[The data Boundary: Start]

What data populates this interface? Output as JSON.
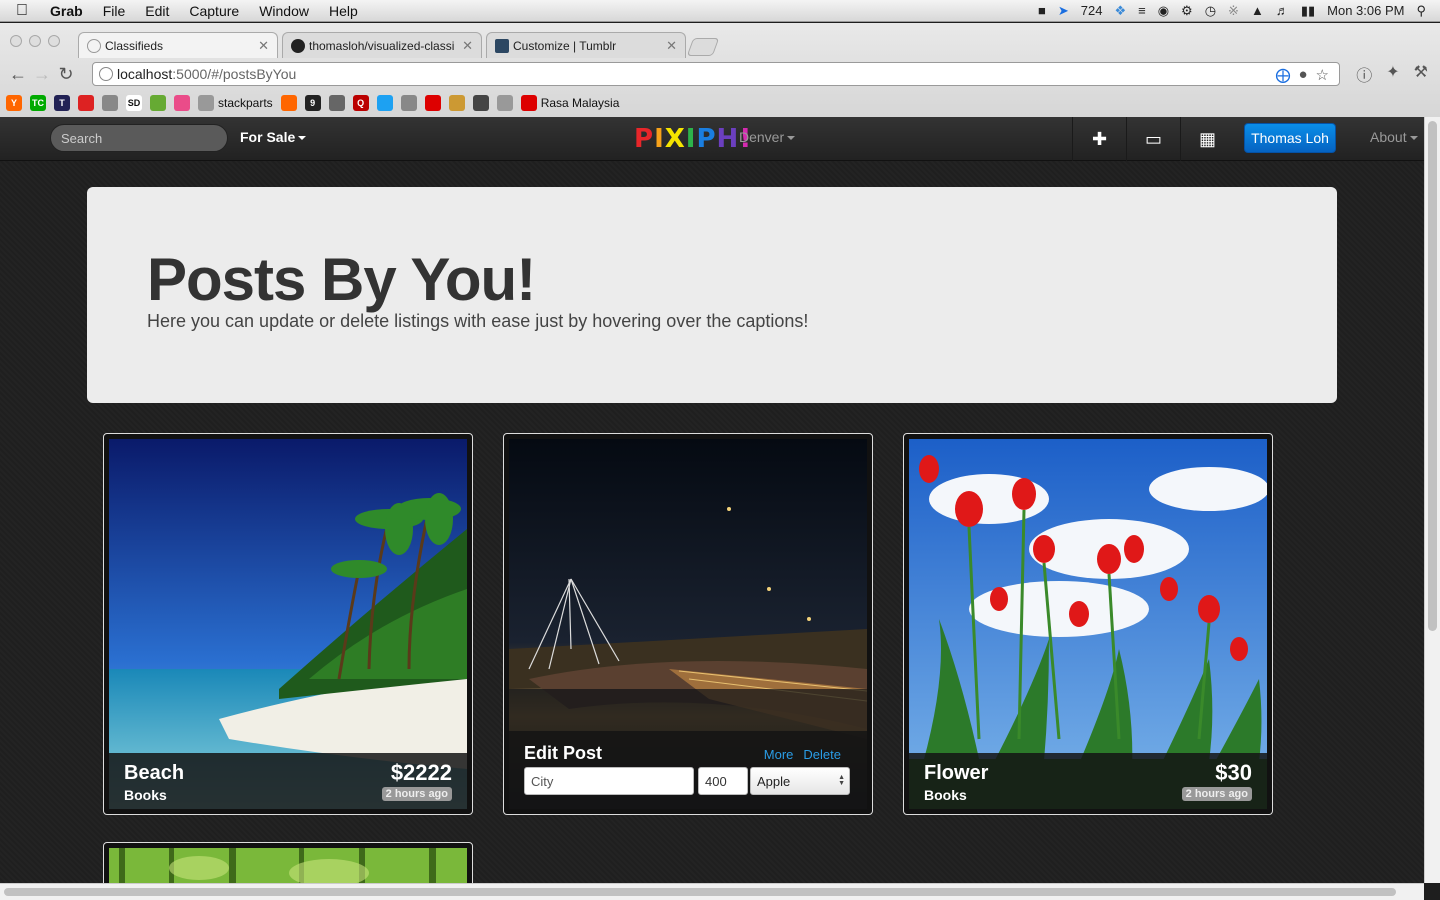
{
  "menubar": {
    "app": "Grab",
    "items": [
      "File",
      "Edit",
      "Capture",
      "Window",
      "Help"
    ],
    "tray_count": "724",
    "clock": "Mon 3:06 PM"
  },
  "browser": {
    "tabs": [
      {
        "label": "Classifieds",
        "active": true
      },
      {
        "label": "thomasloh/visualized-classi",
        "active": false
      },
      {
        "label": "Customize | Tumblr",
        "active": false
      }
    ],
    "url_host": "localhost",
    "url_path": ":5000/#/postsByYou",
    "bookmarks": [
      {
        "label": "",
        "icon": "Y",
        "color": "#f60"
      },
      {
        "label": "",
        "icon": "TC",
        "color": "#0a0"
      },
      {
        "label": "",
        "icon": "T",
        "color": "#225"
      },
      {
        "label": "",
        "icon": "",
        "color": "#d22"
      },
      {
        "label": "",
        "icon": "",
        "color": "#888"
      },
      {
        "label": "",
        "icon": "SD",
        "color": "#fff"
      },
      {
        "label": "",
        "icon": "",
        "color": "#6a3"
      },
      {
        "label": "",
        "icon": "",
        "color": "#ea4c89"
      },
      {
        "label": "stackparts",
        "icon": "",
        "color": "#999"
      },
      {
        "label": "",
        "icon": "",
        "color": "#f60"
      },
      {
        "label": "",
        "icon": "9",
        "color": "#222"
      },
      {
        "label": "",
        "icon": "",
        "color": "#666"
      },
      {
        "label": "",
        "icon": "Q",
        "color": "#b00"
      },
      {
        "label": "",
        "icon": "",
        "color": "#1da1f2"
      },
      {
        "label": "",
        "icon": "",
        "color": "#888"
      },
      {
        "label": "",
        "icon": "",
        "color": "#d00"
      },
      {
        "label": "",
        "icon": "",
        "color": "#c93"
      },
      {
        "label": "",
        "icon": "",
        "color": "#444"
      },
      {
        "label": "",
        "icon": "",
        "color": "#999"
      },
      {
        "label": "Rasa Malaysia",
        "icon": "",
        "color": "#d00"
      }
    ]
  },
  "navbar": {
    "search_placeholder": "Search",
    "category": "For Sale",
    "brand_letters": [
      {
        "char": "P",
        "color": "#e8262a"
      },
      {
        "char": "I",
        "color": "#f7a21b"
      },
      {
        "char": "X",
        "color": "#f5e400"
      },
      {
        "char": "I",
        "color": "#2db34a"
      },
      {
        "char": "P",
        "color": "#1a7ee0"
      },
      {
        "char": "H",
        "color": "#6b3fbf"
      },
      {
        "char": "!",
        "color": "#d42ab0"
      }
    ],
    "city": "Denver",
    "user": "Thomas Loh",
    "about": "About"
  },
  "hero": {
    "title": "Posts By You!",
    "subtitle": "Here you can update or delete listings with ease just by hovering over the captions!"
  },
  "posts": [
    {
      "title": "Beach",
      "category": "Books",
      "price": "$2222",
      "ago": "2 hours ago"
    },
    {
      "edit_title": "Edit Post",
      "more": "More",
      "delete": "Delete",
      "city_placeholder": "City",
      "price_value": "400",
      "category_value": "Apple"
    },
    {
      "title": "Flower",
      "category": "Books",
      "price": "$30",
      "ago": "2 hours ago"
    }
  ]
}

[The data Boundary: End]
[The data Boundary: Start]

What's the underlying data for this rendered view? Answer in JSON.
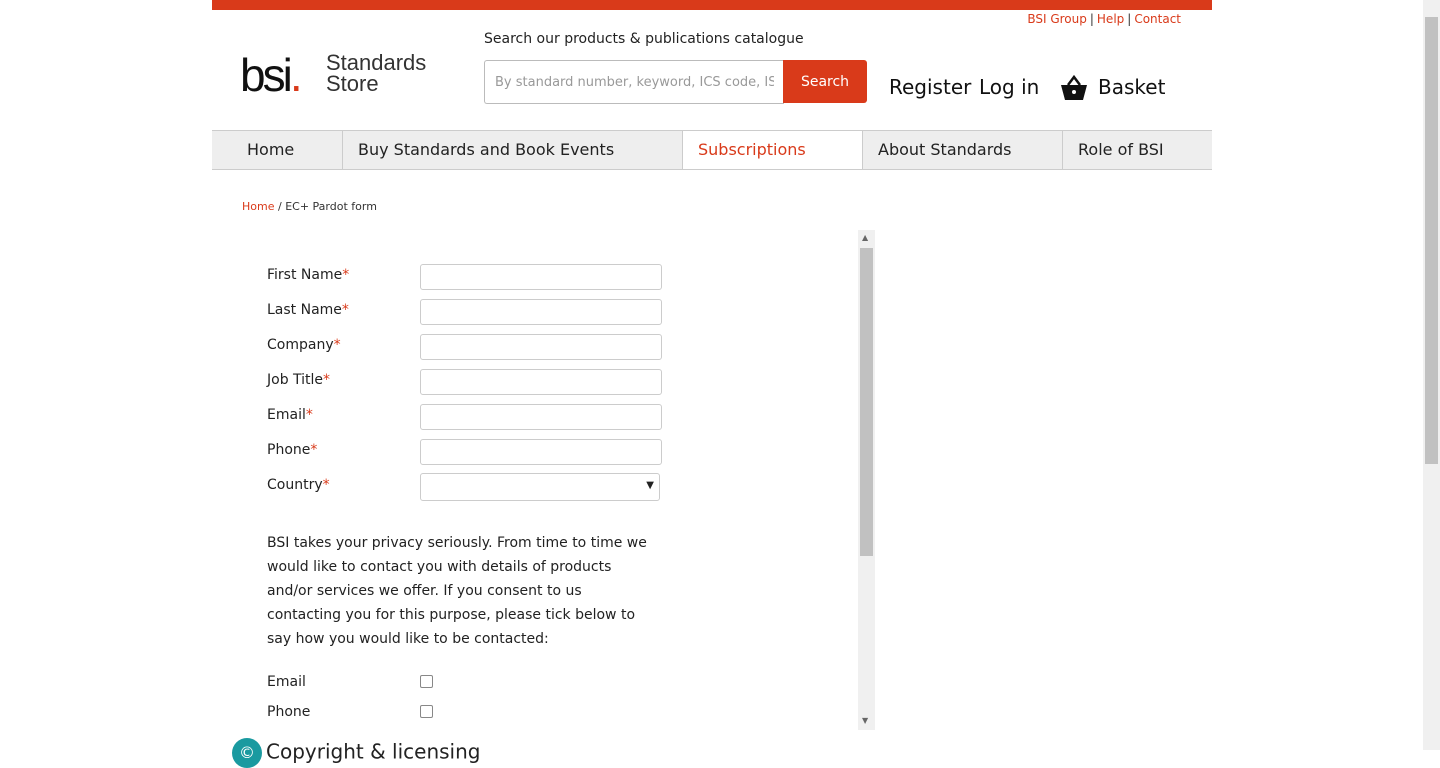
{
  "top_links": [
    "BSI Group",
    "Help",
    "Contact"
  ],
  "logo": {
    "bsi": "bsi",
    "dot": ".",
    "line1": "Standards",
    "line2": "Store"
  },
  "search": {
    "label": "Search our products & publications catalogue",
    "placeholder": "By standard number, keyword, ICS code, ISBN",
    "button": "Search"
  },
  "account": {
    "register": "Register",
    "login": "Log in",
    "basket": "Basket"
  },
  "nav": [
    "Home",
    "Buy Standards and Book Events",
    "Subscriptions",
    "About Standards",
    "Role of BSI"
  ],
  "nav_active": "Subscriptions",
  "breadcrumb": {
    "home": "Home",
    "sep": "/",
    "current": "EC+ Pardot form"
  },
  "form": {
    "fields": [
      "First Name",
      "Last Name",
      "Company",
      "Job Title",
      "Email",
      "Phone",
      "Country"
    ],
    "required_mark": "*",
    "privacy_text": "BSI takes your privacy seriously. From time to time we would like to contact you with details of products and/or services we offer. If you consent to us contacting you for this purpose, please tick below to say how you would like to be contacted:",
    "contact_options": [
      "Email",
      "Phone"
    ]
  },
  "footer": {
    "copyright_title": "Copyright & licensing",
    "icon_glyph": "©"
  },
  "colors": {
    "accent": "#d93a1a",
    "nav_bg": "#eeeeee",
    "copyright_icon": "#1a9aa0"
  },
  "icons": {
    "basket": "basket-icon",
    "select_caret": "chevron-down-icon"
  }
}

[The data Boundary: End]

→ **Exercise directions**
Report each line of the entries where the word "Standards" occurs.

→ **Exercise result**
    "line1": "Standards",
    "Buy Standards and Book Events",
    "About Standards",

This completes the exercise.